In 2003 Cook proposed a three-step process for evaluation of an airway device. A new device is first evaluated on specifically designed mannequins. Then a safety and efficacy study is performed. After that the device is compared in a randomized controlled trial with currently used devices of the same class.9
Cook contacted the manufacturers of seven recently introduced devices and asked in how many humans had the device been tested before marketing began. The four companies that replied reported studies in 60–600 patients before marketing. I know from personal experience that a novel airway device developed using airway simulators required major revisions after being tested on cadavers. Given the discrepancy between human anatomy and the dimensions of the airway simulators, it is not surprising that these devices are a frustrating platform for prototype development. Perhaps one of the reasons the laryngeal mask airway was so successful was that it was based on anatomic specimens rather than tests with mannequins.10If the airway simulators and trainers tested in the study by Schebesta et al. had been used, it is unlikely that Brain would have found his device satisfactory.11
The authors of this month's article encourage the reader to question our assumptions about the role of airway simulators in training and research. In the end, we do the best with the tools we have. If my grandfather were alive, I believe he would recognize that airway trainers and simulators are powerful and effective tools for specific tasks. After acknowledging their utility, he would tell me to be sure I understand how they are misused and how they might hurt or mislead us.
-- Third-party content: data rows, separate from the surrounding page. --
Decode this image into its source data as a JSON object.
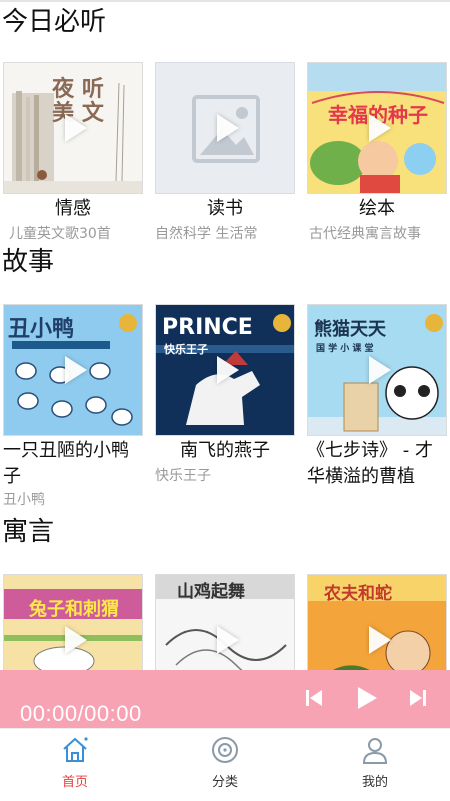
{
  "sections": [
    {
      "title": "今日必听",
      "items": [
        {
          "title": "情感",
          "subtitle": "儿童英文歌30首",
          "cover_text": [
            "夜",
            "听",
            "美",
            "文"
          ]
        },
        {
          "title": "读书",
          "subtitle": "自然科学 生活常",
          "cover_text": []
        },
        {
          "title": "绘本",
          "subtitle": "古代经典寓言故事",
          "cover_text": [
            "幸福的种子"
          ]
        }
      ]
    },
    {
      "title": "故事",
      "items": [
        {
          "title": "一只丑陋的小鸭子",
          "subtitle": "丑小鸭",
          "cover_text": [
            "丑小鸭"
          ]
        },
        {
          "title": "南飞的燕子",
          "subtitle": "快乐王子",
          "cover_text": [
            "PRINCE",
            "快乐王子"
          ]
        },
        {
          "title": "《七步诗》 - 才华横溢的曹植",
          "subtitle": "",
          "cover_text": [
            "熊猫天天",
            "国 学 小 课 堂"
          ]
        }
      ]
    },
    {
      "title": "寓言",
      "items": [
        {
          "title": "",
          "subtitle": "",
          "cover_text": [
            "兔子和刺猬"
          ]
        },
        {
          "title": "",
          "subtitle": "",
          "cover_text": [
            "山鸡起舞"
          ]
        },
        {
          "title": "",
          "subtitle": "",
          "cover_text": [
            "农夫和蛇"
          ]
        }
      ]
    }
  ],
  "player": {
    "time": "00:00/00:00",
    "icons": [
      "previous-icon",
      "play-icon",
      "next-icon"
    ]
  },
  "tabs": [
    {
      "label": "首页",
      "icon": "home-icon",
      "active": true
    },
    {
      "label": "分类",
      "icon": "disc-icon",
      "active": false
    },
    {
      "label": "我的",
      "icon": "user-icon",
      "active": false
    }
  ],
  "colors": {
    "player_bg": "#f7a3b4",
    "tab_active": "#e83e3e",
    "tab_icon_active": "#3a8fd8",
    "subtitle": "#9a9a9a"
  }
}
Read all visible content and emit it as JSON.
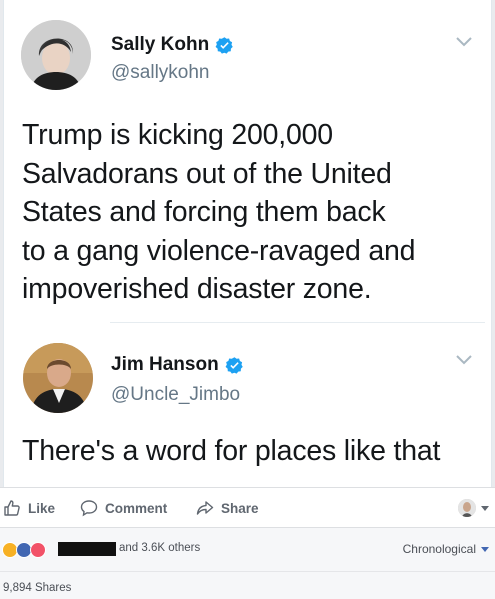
{
  "tweets": [
    {
      "name": "Sally Kohn",
      "handle": "@sallykohn",
      "text": "Trump is kicking 200,000 Salvadorans out of the United States and forcing them back to a gang violence-ravaged and impoverished disaster zone.",
      "lines": [
        "Trump is kicking 200,000",
        "Salvadorans out of the United",
        "States and forcing them back",
        "to a gang violence-ravaged and",
        "impoverished disaster zone."
      ]
    },
    {
      "name": "Jim Hanson",
      "handle": "@Uncle_Jimbo",
      "text": "There's a word for places like that"
    }
  ],
  "actions": {
    "like": "Like",
    "comment": "Comment",
    "share": "Share"
  },
  "reactions": {
    "icons": [
      "haha",
      "like",
      "love"
    ],
    "others_text": "and 3.6K others",
    "sort_label": "Chronological"
  },
  "shares": "9,894 Shares",
  "colors": {
    "verified": "#1da1f2",
    "fb_blue": "#4267b2",
    "text_gray": "#657786"
  }
}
P. Allan Klock, Jr., M.D., Department of Anesthesia and Critical Care, University of Chicago Medicine, Chicago, Illinois. email@example.com